b) Activation of enzymes: The Hormone activates the exiting molecules of enzymes by covalent modification (phosphorylation or dephosphorylation). There are more than 50 enzymes activated by this mechanism.
c) DNA synthesis: Through the IRS-1 pathway, the hormone increases DNA synthesis, cell growth and anabolism.
In all above-mentioned pathways, intracellular mediators have been implicated in the hormonal action. There are Ca+2 and cAMP. Insulin activates phosphodisterase and thereby decreases cAMP. So, reactions dependent on cAMP are inhibited, e.g.: glycogen phosphorylase.
- The hormone influences mainly on carbohydrate metabolism, by facilitates entry of glucose and other sugars into the cells, by increasing penetration of cell membranes and augmenting phosphorylation of Glucose.
- It promotes protein synthesis. At the same time, it also acts as an “antiproteolytic agent”.
- It influences on inorganic metabolism especially, that pf phosphate and potassium.
- This hormone administration lower the blood phosphate levels and facilitates absorption of inorganic phosphate appears within the cells as ATP.
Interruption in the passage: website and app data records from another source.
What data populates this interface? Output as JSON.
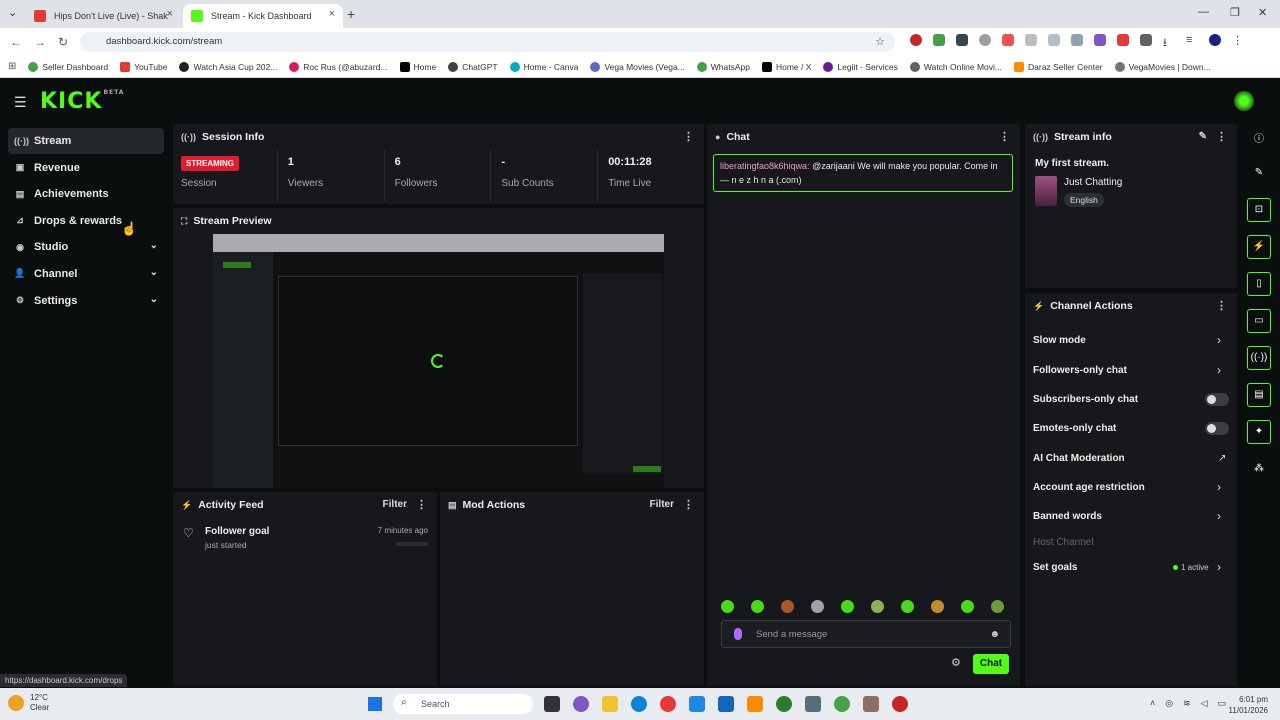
{
  "browser": {
    "tabs": [
      {
        "title": "Hips Don't Live (Live) - Shak",
        "active": false
      },
      {
        "title": "Stream - Kick Dashboard",
        "active": true
      }
    ],
    "url": "dashboard.kick.com/stream",
    "bookmarks": [
      "Seller Dashboard",
      "YouTube",
      "Watch Asia Cup 202...",
      "Roc Rus (@abuzard...",
      "Home",
      "ChatGPT",
      "Home - Canva",
      "Vega Movies (Vega...",
      "WhatsApp",
      "Home / X",
      "Legiit - Services",
      "Watch Online Movi...",
      "Daraz Seller Center",
      "VegaMovies | Down..."
    ],
    "status_url": "https://dashboard.kick.com/drops"
  },
  "app": {
    "logo": "KICK",
    "logo_tag": "BETA"
  },
  "sidebar": {
    "items": [
      {
        "label": "Stream",
        "icon": "broadcast-icon",
        "active": true,
        "chevron": false
      },
      {
        "label": "Revenue",
        "icon": "revenue-icon",
        "active": false,
        "chevron": false
      },
      {
        "label": "Achievements",
        "icon": "achievements-icon",
        "active": false,
        "chevron": false
      },
      {
        "label": "Drops & rewards",
        "icon": "drops-icon",
        "active": false,
        "chevron": false
      },
      {
        "label": "Studio",
        "icon": "studio-icon",
        "active": false,
        "chevron": true
      },
      {
        "label": "Channel",
        "icon": "channel-icon",
        "active": false,
        "chevron": true
      },
      {
        "label": "Settings",
        "icon": "settings-icon",
        "active": false,
        "chevron": true
      }
    ]
  },
  "session": {
    "title": "Session Info",
    "status_badge": "STREAMING",
    "status_label": "Session",
    "viewers_value": "1",
    "viewers_label": "Viewers",
    "followers_value": "6",
    "followers_label": "Followers",
    "subs_value": "-",
    "subs_label": "Sub Counts",
    "time_value": "00:11:28",
    "time_label": "Time Live"
  },
  "preview": {
    "title": "Stream Preview"
  },
  "activity": {
    "title": "Activity Feed",
    "filter": "Filter",
    "item_title": "Follower goal",
    "item_sub": "just started",
    "item_time": "7 minutes ago"
  },
  "mod": {
    "title": "Mod Actions",
    "filter": "Filter"
  },
  "chat": {
    "title": "Chat",
    "message_user": "liberatingfao8k6hiqwa:",
    "message_text": "@zarijaani We will make you popular. Come in — n e z h n a (.com)",
    "placeholder": "Send a message",
    "send_label": "Chat"
  },
  "stream_info": {
    "title": "Stream info",
    "stream_title": "My first stream.",
    "category": "Just Chatting",
    "language": "English"
  },
  "channel_actions": {
    "title": "Channel Actions",
    "items": [
      {
        "label": "Slow mode",
        "control": "chevron"
      },
      {
        "label": "Followers-only chat",
        "control": "chevron"
      },
      {
        "label": "Subscribers-only chat",
        "control": "toggle"
      },
      {
        "label": "Emotes-only chat",
        "control": "toggle"
      },
      {
        "label": "AI Chat Moderation",
        "control": "external"
      },
      {
        "label": "Account age restriction",
        "control": "chevron"
      },
      {
        "label": "Banned words",
        "control": "chevron"
      },
      {
        "label": "Host Channel",
        "control": "none"
      },
      {
        "label": "Set goals",
        "control": "chevron"
      }
    ],
    "goals_status": "1 active"
  },
  "taskbar": {
    "temp": "12°C",
    "weather": "Clear",
    "search": "Search",
    "time": "6:01 pm",
    "date": "11/01/2026"
  },
  "colors": {
    "brand": "#53fc18",
    "live": "#e01c2e"
  }
}
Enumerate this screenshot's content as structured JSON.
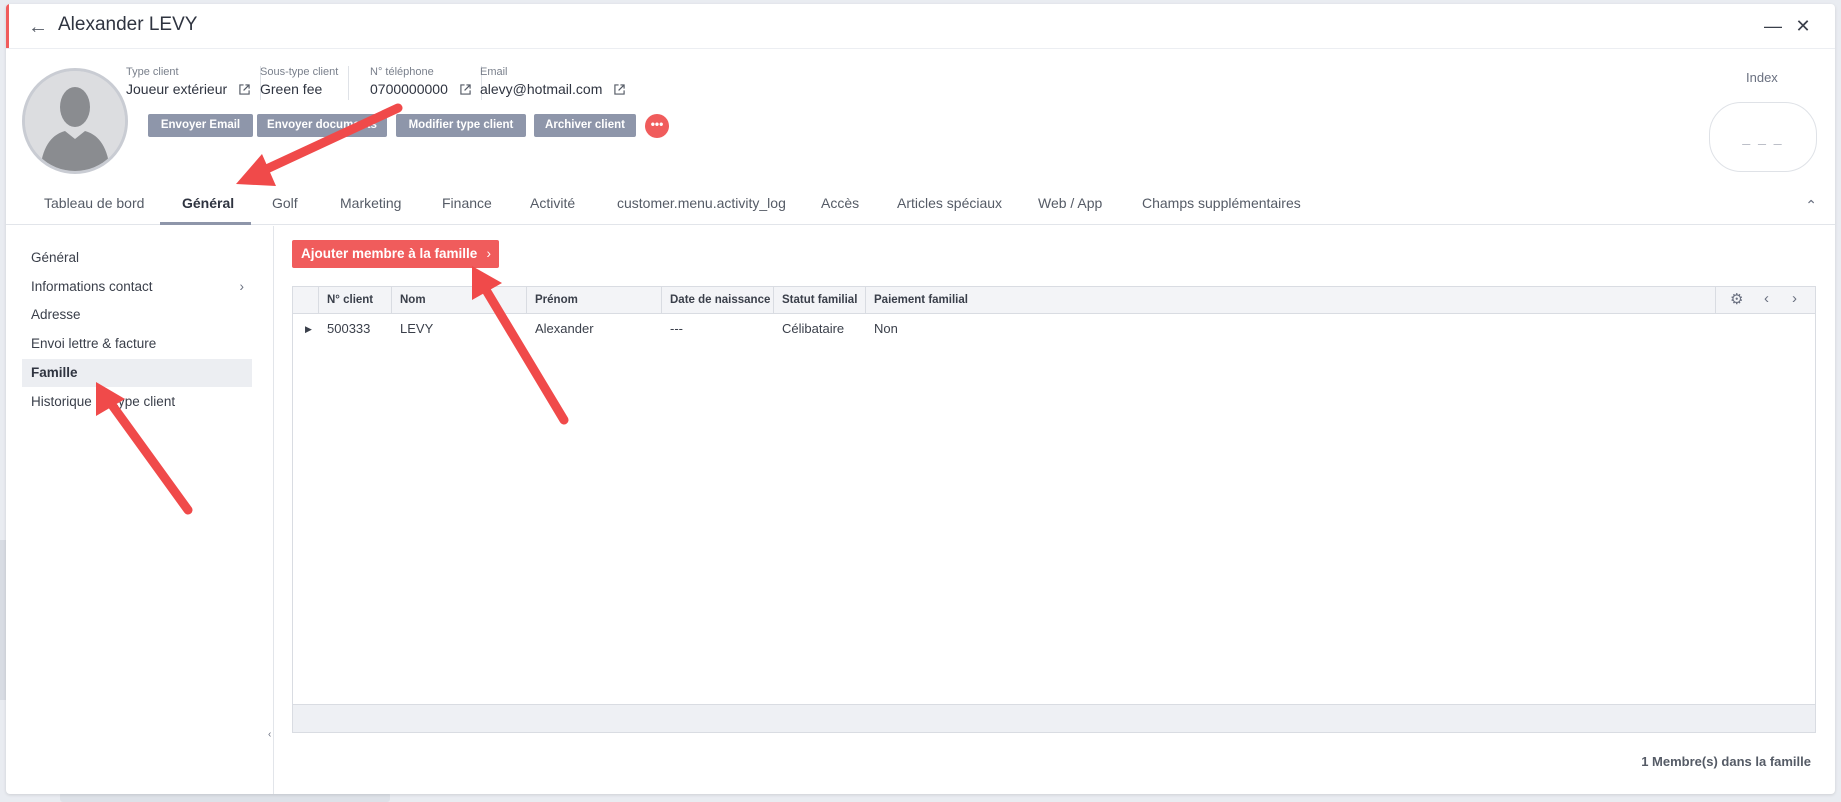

- It promotes ‘Anabolic process’ (synthesis of glycogen, fatty acids and proteins) and inhibits catabolic once (breakdown of glycogen and fat).
After 50 units of insulin are required per day. The human pancreas stores about 250 units.
Factors stimulating the hormone secretion:
- Increased blood glucose level causes an increase in insulin secretion and decreased blood glucose level depresses insulin production.
- The hyperglycemia produced by glucagon enhances insulin production.
- The GH & glucocorticoids cause hyperglycemia. They also stimulate insulin secretion.
Factors inhibiting insulin secretions:
- “Epinephrine” is the highly effective inhibitor of insulin secretion.
- “Starvation” reduces insulin secretion.
- Magnesium also inhibits insulin secretion.
Pathophysiology of Insulin:
About 90% of persons with diabetes have non-insulin dependent diabetes mellitus (NIDOM) (type-2) such patients are usually ‘Obese’. The other 10% have insulin dependent diabetes mellitus (IDDM) (type-I). A few individuals produce antibodies directed against there insulin receptors. These antibodies prevent insulin from binding to the receptor so that such persons develop a severe insulin resistance. Tumors of b-cell origin cause hyper-insulinism there by hypo-glycemia occurs.
Reference: medical News Today